    • one year ago
  22. Neemo
    Best Response
    You've already chosen the best response.
    Medals 1

    If your question is about the period of the function...(piecewise continuous ) then the answer will be , normally ,"4",...because ! a periodic function is entirely defined by its restriction "to one period"... Usually, that's what we do for fourier expansion's exercises !

    • one year ago
  23. experimentX
    Best Response
    You've already chosen the best response.
    Medals 0

    doesn't anyone know how to plug this into wolf?

    • one year ago
  24. Neemo
    Best Response
    You've already chosen the best response.
    Medals 1

    so , because "giving answers" is not allowed ! I'll let you do the calculation by yourself ! \[a_n=\frac{2}{4}\int\limits_{0}^{4}f(t)\cos(n \frac{2 \pi}{4}t)dt\] \[b_n=\frac{2}{4}\int\limits_{0}^{4}f(t)\sin(n \frac{2 \pi}{4}t)dt \] To calculate these integrals just "split them" \[\int\limits_{0}^{2}-------+\int\limits_{2}^{4}--------\]

    • one year ago
  25. experimentX
    Best Response
    You've already chosen the best response.
    Medals 0

    Plot[5/2 + 5*4/(2*Pi)*Sum[Sin[(2 n + 1)*Pi*(x)/2]/(2 n + 1), {n, 0, 10}], {x , 0, 10}]

    • one year ago
  26. experimentX
    Best Response
    You've already chosen the best response.
    Medals 0

    |dw:1343836422904:dw| the example at wolframmathworld was for 0 to 2L

    • one year ago
  27. edr1c
    Best Response
    You've already chosen the best response.
    Medals 0

    owh so for the expansion it doesnt necessary to be symmetrical? because the formula i'd received in the notes is from -L to L, where L is period/2.. thats the only question im wondering about. if it can be non-symmetrical then everythings is ok already.

    • one year ago
  28. experimentX
    Best Response
    You've already chosen the best response.
    Medals 0

    if it's symmetric then the calculation is easier ... for eg. if the function is odd ... then you don't have to calculate a_0 and a_n if it's even then you don't have to calculate b_n

    • one year ago
  29. experimentX
    Best Response
    You've already chosen the best response.
    Medals 0

    the fastest way to get Fourier series is to reduce the function into some known odd or even function ... it would help you to skip lot's of unnecessary steps.

    • one year ago
    • Attachments:

See more questions >>>

Your question is ready.
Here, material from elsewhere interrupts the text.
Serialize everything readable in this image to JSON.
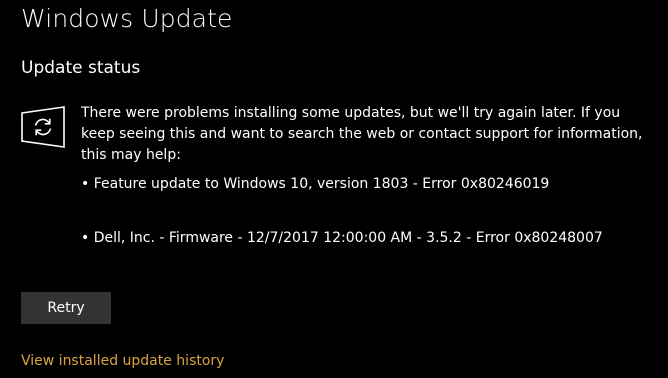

Sign up for free to start getting answers.

spraguer (Moderator)
5 → View Detailed Profile

is replying to Can someone tell me what button the professor is hitting...

23

  • Teamwork 19 Teammate
  • Problem Solving 19 Hero
  • You have blocked this person.
  • ✔ You're a fan Checking fan status...

Thanks for being so helpful in mathematics. If you are getting quality help, make sure you spread the word about OpenStudy.

This is the testimonial you wrote.
You haven't written a testimonial for Owlfred.